At one point in "Erin Brockovich" Julia Roberts tells her lover George (Aaron Eckhart), the Harley-Davidson biker and sometime construction worker, that she once was Miss Topeka, some inexact time ago, before her two marriages and three children, and before her subway-level job as a filer at the Los Angeles law firm of Ed Masry (Albert Finney). She was a trailer-trash woman who knew only that she had great looks. She only learned that she had brains to match when she spotted some medical files attached to real-estate records of home sales in the desert town of Hinkley, and went to see what they might mean.
What they meant (the film is based on a true story) was that Pacific Gas & Electric, the giant utility, was poisoning the ground water of the town by allowing chromium 6, a deadly carcinogen, to pollute it. Instead of acknowledging the action, the company hid it for twenty years and tried to cover it up by buying the town homes, saying that it needed the land for its power plant. Meanwhile, residents were sickening and dying without help or hope even to understand what caused their pain.
Now Brockovich, who dresses like a hooker but thinks like Ralph Nader, must tug, pull, harangue, insult, and badger the lazy, retirement-bound Masry into putting back on that cloak of public good and moral actions, and represent the citizens of Hinkley in a lawsuit against PG&E, and the rest of the film is the story of the lawsuit. It's also the story of what a woman with children must put up with if she is to make any kind of life for herself outside her home, and the film deals with that as well. She fights for her clients, and she fights for a decent salary for herself at the office. She fights with the loving George too, and learns from him that she's not the only one with needs.
Julia Roberts is so good looking, so sexy, so melt-in-the-mouth beautiful, with her enormous eyes and mile-wide smile, that it's easy to forget she has the acting chops to go with them; here she's presented with a real script and she has a ball with it. She is a thoughtful and witty and very human mother, she is an understated lover who shows the scars of previous relationships, and she is the fireball untrained legal assistant who marches through the workplace like a knife through butter. Then she has the wit to slow down to the pace of life and death in Hinkley, as she meets and signs up residents for the lawsuit. This is not a star turn but an actress working in character; she's so good we can't imagine anybody else -- we don't want anybody else -- playing the part.

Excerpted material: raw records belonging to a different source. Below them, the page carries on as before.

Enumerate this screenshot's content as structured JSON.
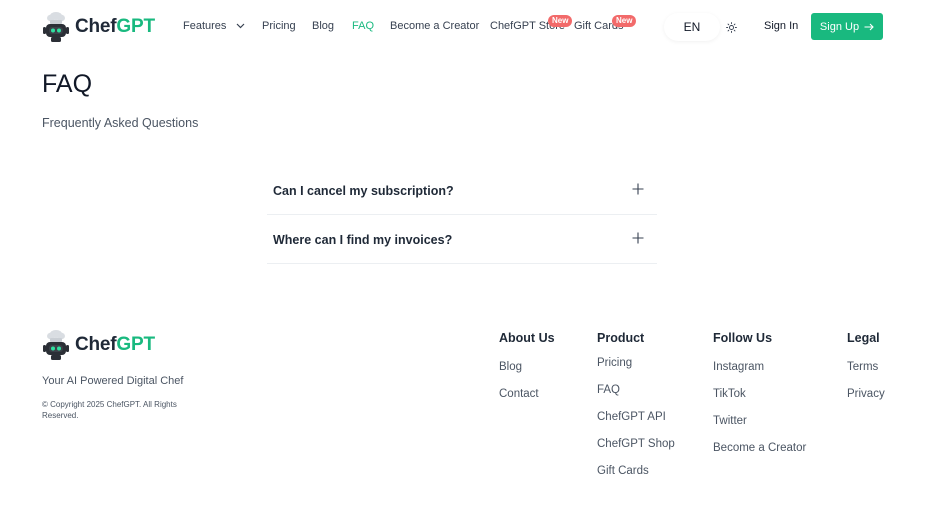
{
  "header": {
    "brand_prefix": "Chef",
    "brand_suffix": "GPT",
    "nav": {
      "features": "Features",
      "pricing": "Pricing",
      "blog": "Blog",
      "faq": "FAQ",
      "become_creator": "Become a Creator",
      "store": "ChefGPT Store",
      "gift_cards": "Gift Cards"
    },
    "badges": {
      "store": "New",
      "gift_cards": "New"
    },
    "language": "EN",
    "sign_in": "Sign In",
    "sign_up": "Sign Up"
  },
  "main": {
    "title": "FAQ",
    "subtitle": "Frequently Asked Questions",
    "faqs": [
      {
        "question": "Can I cancel my subscription?"
      },
      {
        "question": "Where can I find my invoices?"
      }
    ]
  },
  "footer": {
    "brand_prefix": "Chef",
    "brand_suffix": "GPT",
    "tagline": "Your AI Powered Digital Chef",
    "copyright": "© Copyright 2025 ChefGPT. All Rights Reserved.",
    "columns": {
      "about": {
        "title": "About Us",
        "links": [
          "Blog",
          "Contact"
        ]
      },
      "product": {
        "title": "Product",
        "links": [
          "Pricing",
          "FAQ",
          "ChefGPT API",
          "ChefGPT Shop",
          "Gift Cards"
        ]
      },
      "follow": {
        "title": "Follow Us",
        "links": [
          "Instagram",
          "TikTok",
          "Twitter",
          "Become a Creator"
        ]
      },
      "legal": {
        "title": "Legal",
        "links": [
          "Terms",
          "Privacy"
        ]
      }
    }
  },
  "colors": {
    "accent": "#19b97f",
    "badge": "#f26a6a",
    "text": "#1f2937"
  },
  "icons": {
    "logo": "chef-robot-icon",
    "features_dropdown": "chevron-down-icon",
    "theme": "sun-icon",
    "sign_up": "arrow-right-icon",
    "faq_expand": "plus-icon"
  }
}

The director is Steven Soderbergh, whose career since he blew everyone away with his first film, "Sex, Lies, and Videotape," has had its ups and downs. The ups include the noble failure "Kafka" and the powerful "King of the Hill," and the downs include the greatly overpraised, turgid "Out of Sight." Here he's found a good rhythm and let the script determine the pace. There are no directorial twitches, no monochromatic slo-mo sequences, just a lovely and loving recording of the events of the day, both personal and professional. The story, of course, is reminiscent of "Silkwood," "A Civil Action," and "The Insider," all in the tradition of liberal exposÚs of corporate malfeasance -- and let's ask why only liberals care about human life -- but shouldn't we be asking whether, in spite of everybody's hard work, in spite of all the exposés, and in spite of all the deaths by corporate action, whether we will ever make any kind of difference at all? I'm not hopeful.